This is, by no means, a new trend. Transformers 3: Dark of the Moon (the Transformers series is very popular in China) featured many Chinese brands – Yili Milk (of the melamine-in-milk scandal fame), Meters/Bonwe, Lenovo and TCL.
While Hollywood is courting China for reasons that are not hard to fathom (huge audiences that can help them make up for low box office revenues back home – I’ll address this in a future post) and in ways that are a little surprising, Chinese brands advertising through Hollywood movies is a rather interesting trend. While I can see why a Lenovo or a TCL, brands that already have a significant global footprint, are doing this, I initially found it hard to understand what Yili Milk was doing in this motley bunch. While the company has global ambitions, so far it hasn’t done much outside China, except buy a New Zealand dairy company to manufacture baby milk powder.
This is not the first time Yili has taken a stab at unconventional advertising like this. During the London Olympics, the company launched a campaign on London’s famous red double-decker buses. The ad, which displayed a rather exuberant elderly Chinese couple, puzzled Londoners – Yili Milk is practically unheard of outside China and is not available in the UK.
New York’s Times Square, the mecca of digital advertising, has seen similar puzzling ads from brands as diverse as Erdos Group, Wuliangye Liquor and Xinhua News Agency. Very few of these brands have much to do outside China.
And then there is the curious case of Bosideng, a Chinese clothing brand that probably few outside the mainland have heard of. Bosideng went and opened a store in an upmarket location in London.

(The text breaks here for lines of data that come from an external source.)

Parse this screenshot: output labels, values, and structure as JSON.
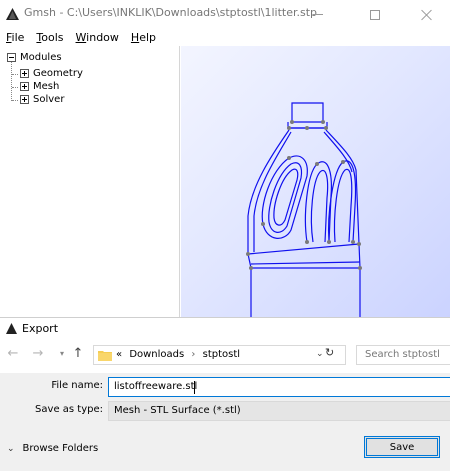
{
  "gmsh": {
    "title": "Gmsh - C:\\Users\\INKLIK\\Downloads\\stptostl\\1litter.stp",
    "menu": [
      {
        "mnemonic": "F",
        "rest": "ile"
      },
      {
        "mnemonic": "T",
        "rest": "ools"
      },
      {
        "mnemonic": "W",
        "rest": "indow"
      },
      {
        "mnemonic": "H",
        "rest": "elp"
      }
    ],
    "tree": {
      "root": "Modules",
      "children": [
        "Geometry",
        "Mesh",
        "Solver"
      ]
    },
    "colors": {
      "model_wire": "#1010ee",
      "model_points": "#7a7a7a",
      "viewport_bg": "#dfe4ff"
    }
  },
  "export_dialog": {
    "title": "Export",
    "breadcrumb": {
      "prefix": "«",
      "items": [
        "Downloads",
        "stptostl"
      ]
    },
    "search_placeholder": "Search stptostl",
    "file_name_label": "File name:",
    "file_name_value": "listoffreeware.stl",
    "save_type_label": "Save as type:",
    "save_type_value": "Mesh - STL Surface (*.stl)",
    "browse_folders_label": "Browse Folders",
    "save_label": "Save",
    "accent_color": "#0078d7"
  }
}
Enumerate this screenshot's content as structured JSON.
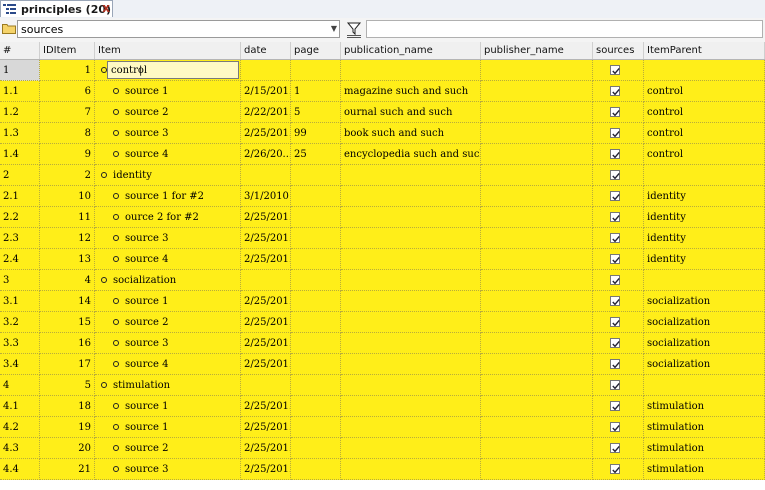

There is a rather convoluted explanation to all this. It is, in reality, a very complicated marketing ploy. Now, Bosideng’s target is probably not the consumer in London. They are looking at Chinese consumers based in London, as well as the increasingly mobile Chinese tourists, whose numbers are swelling each year. The assumption probably is that seeing a Bosideng store on London’s upmarket South Molton Street will have a positive rub-off effect on Bosideng outlets in Beijing and Shanghai. Consumers will start to view it as a Chinese brand with Western-acceptability, and hence a brand with the attributes of high-fashion and high-quality. That will bode well for the brand back home, the actual target market.
It’s the same for Yili Milk or Huiyuan Juice – whether it is in a James Bond movie or on a London bus.
But does this tack really pay off? I wish I knew.